[Component data from apps and pages]
+--
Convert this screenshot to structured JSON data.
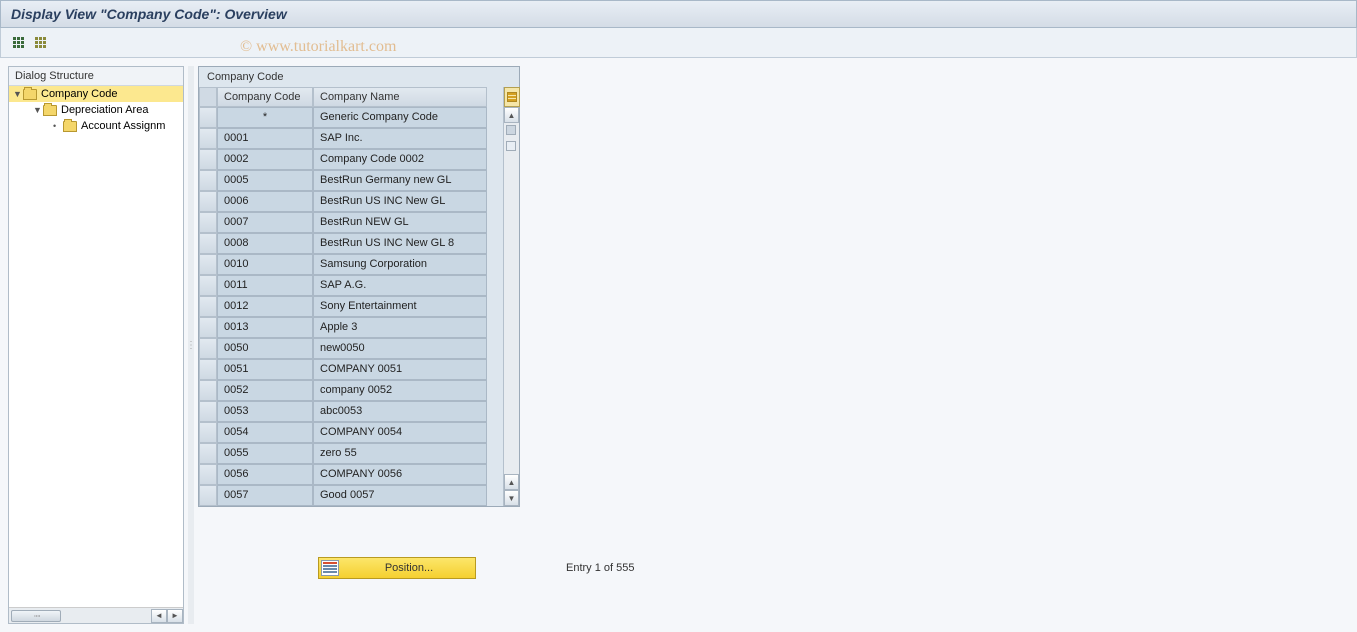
{
  "title": "Display View \"Company Code\": Overview",
  "watermark": "© www.tutorialkart.com",
  "dialog_structure": {
    "header": "Dialog Structure",
    "items": [
      {
        "label": "Company Code",
        "selected": true,
        "indent": 0,
        "expandable": true
      },
      {
        "label": "Depreciation Area",
        "selected": false,
        "indent": 1,
        "expandable": true
      },
      {
        "label": "Account Assignm",
        "selected": false,
        "indent": 2,
        "expandable": false
      }
    ]
  },
  "table": {
    "title": "Company Code",
    "columns": [
      "Company Code",
      "Company Name"
    ],
    "rows": [
      {
        "code": "*",
        "name": "Generic Company Code"
      },
      {
        "code": "0001",
        "name": "SAP Inc."
      },
      {
        "code": "0002",
        "name": "Company Code 0002"
      },
      {
        "code": "0005",
        "name": "BestRun Germany new GL"
      },
      {
        "code": "0006",
        "name": "BestRun US INC New GL"
      },
      {
        "code": "0007",
        "name": "BestRun NEW GL"
      },
      {
        "code": "0008",
        "name": "BestRun US INC New GL 8"
      },
      {
        "code": "0010",
        "name": "Samsung Corporation"
      },
      {
        "code": "0011",
        "name": "SAP A.G."
      },
      {
        "code": "0012",
        "name": "Sony Entertainment"
      },
      {
        "code": "0013",
        "name": "Apple 3"
      },
      {
        "code": "0050",
        "name": "new0050"
      },
      {
        "code": "0051",
        "name": "COMPANY 0051"
      },
      {
        "code": "0052",
        "name": "company 0052"
      },
      {
        "code": "0053",
        "name": "abc0053"
      },
      {
        "code": "0054",
        "name": "COMPANY 0054"
      },
      {
        "code": "0055",
        "name": "zero 55"
      },
      {
        "code": "0056",
        "name": "COMPANY 0056"
      },
      {
        "code": "0057",
        "name": "Good 0057"
      }
    ]
  },
  "footer": {
    "position_button": "Position...",
    "entry_text": "Entry 1 of 555"
  }
}
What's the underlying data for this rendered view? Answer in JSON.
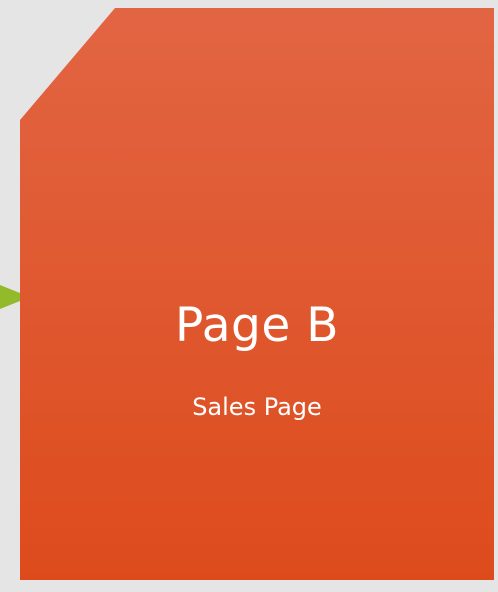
{
  "card": {
    "title": "Page B",
    "subtitle": "Sales Page",
    "color_top": "#e26543",
    "color_bottom": "#dd4b1c"
  },
  "connector": {
    "color": "#93ba2a"
  },
  "background": "#e5e5e5"
}
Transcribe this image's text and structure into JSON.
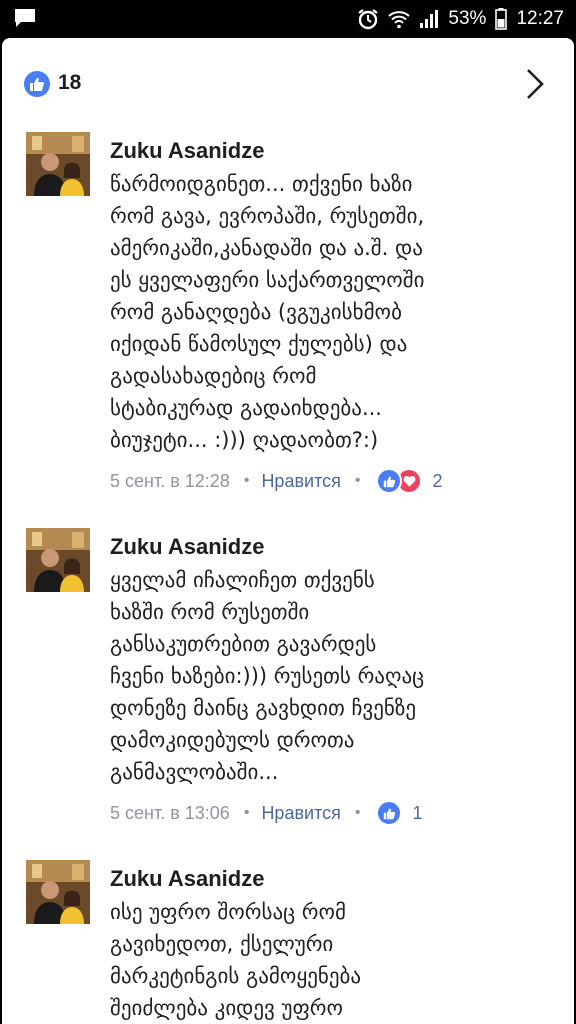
{
  "status_bar": {
    "battery": "53%",
    "time": "12:27",
    "icons": [
      "message-notification-icon",
      "alarm-icon",
      "wifi-icon",
      "signal-icon",
      "battery-icon"
    ]
  },
  "reactions": {
    "total": "18",
    "icon": "like-icon"
  },
  "comments": [
    {
      "author": "Zuku Asanidze",
      "lines": [
        "წარმოიდგინეთ... თქვენი ხაზი",
        "რომ გავა, ევროპაში, რუსეთში,",
        "ამერიკაში,კანადაში და ა.შ. და",
        "ეს ყველაფერი საქართველოში",
        "რომ განაღდება (ვგუკისხმობ",
        "იქიდან წამოსულ ქულებს) და",
        "გადასახადებიც რომ",
        "სტაბიკურად გადაიხდება...",
        "ბიუჯეტი... :))) ღადაობთ?:)"
      ],
      "timestamp": "5 сент. в 12:28",
      "like_label": "Нравится",
      "reaction_count": "2",
      "reaction_types": [
        "like",
        "love"
      ]
    },
    {
      "author": "Zuku Asanidze",
      "lines": [
        "ყველამ იჩალიჩეთ თქვენს",
        "ხაზში რომ რუსეთში",
        "განსაკუთრებით გავარდეს",
        "ჩვენი ხაზები:))) რუსეთს რაღაც",
        "დონეზე მაინც გავხდით ჩვენზე",
        "დამოკიდებულს დროთა",
        "განმავლობაში..."
      ],
      "timestamp": "5 сент. в 13:06",
      "like_label": "Нравится",
      "reaction_count": "1",
      "reaction_types": [
        "like"
      ]
    },
    {
      "author": "Zuku Asanidze",
      "lines": [
        "ისე უფრო შორსაც რომ",
        "გავიხედოთ, ქსელური",
        "მარკეტინგის გამოყენება",
        "შეიძლება კიდევ უფრო"
      ]
    }
  ],
  "colors": {
    "like_blue": "#4a7cf6",
    "love_red": "#f2405c",
    "link": "#4b67a1",
    "meta_gray": "#90949c"
  }
}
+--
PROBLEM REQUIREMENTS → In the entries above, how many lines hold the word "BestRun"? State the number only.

TASK RESPONSE → 4